Task statement: Of all the lines in the entries, how many carry the word "surfboard"? The reply is that number and no more.

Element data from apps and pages

============

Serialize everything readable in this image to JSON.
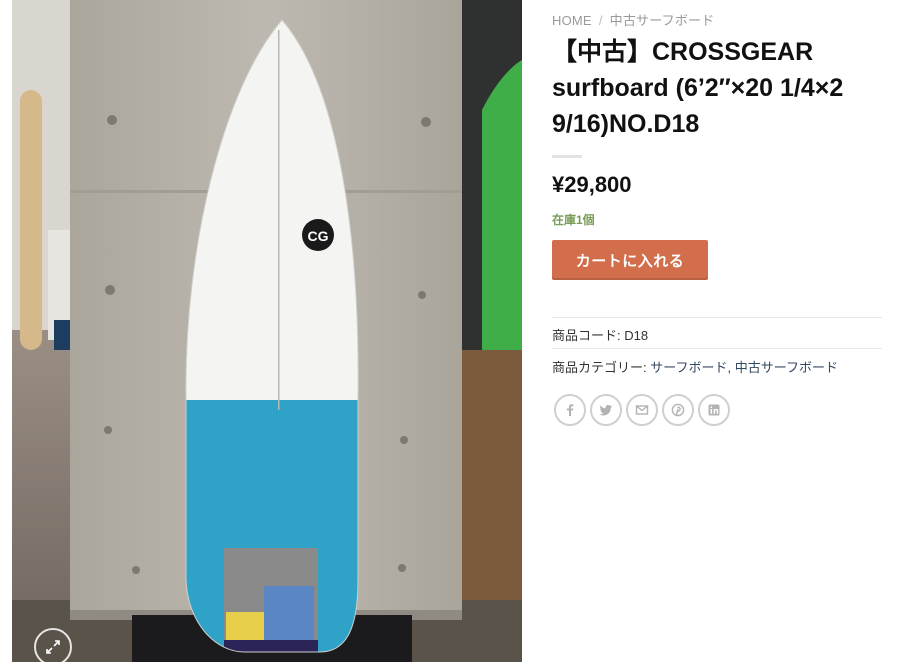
{
  "breadcrumb": {
    "home": "HOME",
    "separator": "/",
    "category": "中古サーフボード"
  },
  "product": {
    "title": "【中古】CROSSGEAR surfboard (6’2″×20 1/4×2 9/16)NO.D18",
    "price": "¥29,800",
    "stock": "在庫1個",
    "add_to_cart_label": "カートに入れる",
    "sku_label": "商品コード:",
    "sku_value": "D18",
    "categories_label": "商品カテゴリー:",
    "categories": [
      "サーフボード",
      "中古サーフボード"
    ],
    "category_separator": ","
  },
  "image": {
    "subject": "surfboard-photo",
    "board_logo_text": "CG",
    "zoom_icon": "expand-icon"
  },
  "share_icons": [
    "facebook-icon",
    "twitter-icon",
    "email-icon",
    "pinterest-icon",
    "linkedin-icon"
  ],
  "colors": {
    "cart_button": "#d26e4b",
    "stock_text": "#7a9c59",
    "link": "#334862",
    "board_tail": "#2fa3c7"
  }
}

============

Solution for this exercise: 2